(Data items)
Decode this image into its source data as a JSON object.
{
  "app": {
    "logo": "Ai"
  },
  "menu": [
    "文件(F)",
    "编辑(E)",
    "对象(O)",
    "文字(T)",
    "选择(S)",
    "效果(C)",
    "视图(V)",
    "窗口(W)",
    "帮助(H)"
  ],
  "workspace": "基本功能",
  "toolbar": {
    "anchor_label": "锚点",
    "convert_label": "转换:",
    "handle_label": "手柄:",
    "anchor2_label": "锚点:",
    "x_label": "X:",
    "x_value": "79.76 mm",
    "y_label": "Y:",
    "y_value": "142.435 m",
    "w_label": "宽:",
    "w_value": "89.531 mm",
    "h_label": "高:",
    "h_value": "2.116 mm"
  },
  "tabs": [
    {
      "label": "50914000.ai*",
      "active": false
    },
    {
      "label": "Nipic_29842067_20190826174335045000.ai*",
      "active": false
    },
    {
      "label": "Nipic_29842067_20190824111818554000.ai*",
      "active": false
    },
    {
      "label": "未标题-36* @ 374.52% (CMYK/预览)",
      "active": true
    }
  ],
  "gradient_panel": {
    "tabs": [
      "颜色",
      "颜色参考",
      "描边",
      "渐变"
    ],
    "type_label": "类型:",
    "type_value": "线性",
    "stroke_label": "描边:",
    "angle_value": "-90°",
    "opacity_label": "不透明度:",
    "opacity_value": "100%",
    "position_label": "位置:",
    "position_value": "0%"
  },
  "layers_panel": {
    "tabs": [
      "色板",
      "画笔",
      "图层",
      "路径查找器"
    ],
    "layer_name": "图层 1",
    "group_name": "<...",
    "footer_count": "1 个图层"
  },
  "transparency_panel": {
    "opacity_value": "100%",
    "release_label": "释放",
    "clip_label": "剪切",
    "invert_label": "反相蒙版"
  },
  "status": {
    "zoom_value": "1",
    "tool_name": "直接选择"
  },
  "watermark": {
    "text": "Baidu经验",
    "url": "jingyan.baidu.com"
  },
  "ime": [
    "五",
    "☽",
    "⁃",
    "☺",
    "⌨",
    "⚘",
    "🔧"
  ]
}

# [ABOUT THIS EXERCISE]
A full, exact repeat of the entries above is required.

# [RESULT OF THE TASK]
Decode this image into its source data as a JSON object.
{
  "app": {
    "logo": "Ai"
  },
  "menu": [
    "文件(F)",
    "编辑(E)",
    "对象(O)",
    "文字(T)",
    "选择(S)",
    "效果(C)",
    "视图(V)",
    "窗口(W)",
    "帮助(H)"
  ],
  "workspace": "基本功能",
  "toolbar": {
    "anchor_label": "锚点",
    "convert_label": "转换:",
    "handle_label": "手柄:",
    "anchor2_label": "锚点:",
    "x_label": "X:",
    "x_value": "79.76 mm",
    "y_label": "Y:",
    "y_value": "142.435 m",
    "w_label": "宽:",
    "w_value": "89.531 mm",
    "h_label": "高:",
    "h_value": "2.116 mm"
  },
  "tabs": [
    {
      "label": "50914000.ai*",
      "active": false
    },
    {
      "label": "Nipic_29842067_20190826174335045000.ai*",
      "active": false
    },
    {
      "label": "Nipic_29842067_20190824111818554000.ai*",
      "active": false
    },
    {
      "label": "未标题-36* @ 374.52% (CMYK/预览)",
      "active": true
    }
  ],
  "gradient_panel": {
    "tabs": [
      "颜色",
      "颜色参考",
      "描边",
      "渐变"
    ],
    "type_label": "类型:",
    "type_value": "线性",
    "stroke_label": "描边:",
    "angle_value": "-90°",
    "opacity_label": "不透明度:",
    "opacity_value": "100%",
    "position_label": "位置:",
    "position_value": "0%"
  },
  "layers_panel": {
    "tabs": [
      "色板",
      "画笔",
      "图层",
      "路径查找器"
    ],
    "layer_name": "图层 1",
    "group_name": "<...",
    "footer_count": "1 个图层"
  },
  "transparency_panel": {
    "opacity_value": "100%",
    "release_label": "释放",
    "clip_label": "剪切",
    "invert_label": "反相蒙版"
  },
  "status": {
    "zoom_value": "1",
    "tool_name": "直接选择"
  },
  "watermark": {
    "text": "Baidu经验",
    "url": "jingyan.baidu.com"
  },
  "ime": [
    "五",
    "☽",
    "⁃",
    "☺",
    "⌨",
    "⚘",
    "🔧"
  ]
}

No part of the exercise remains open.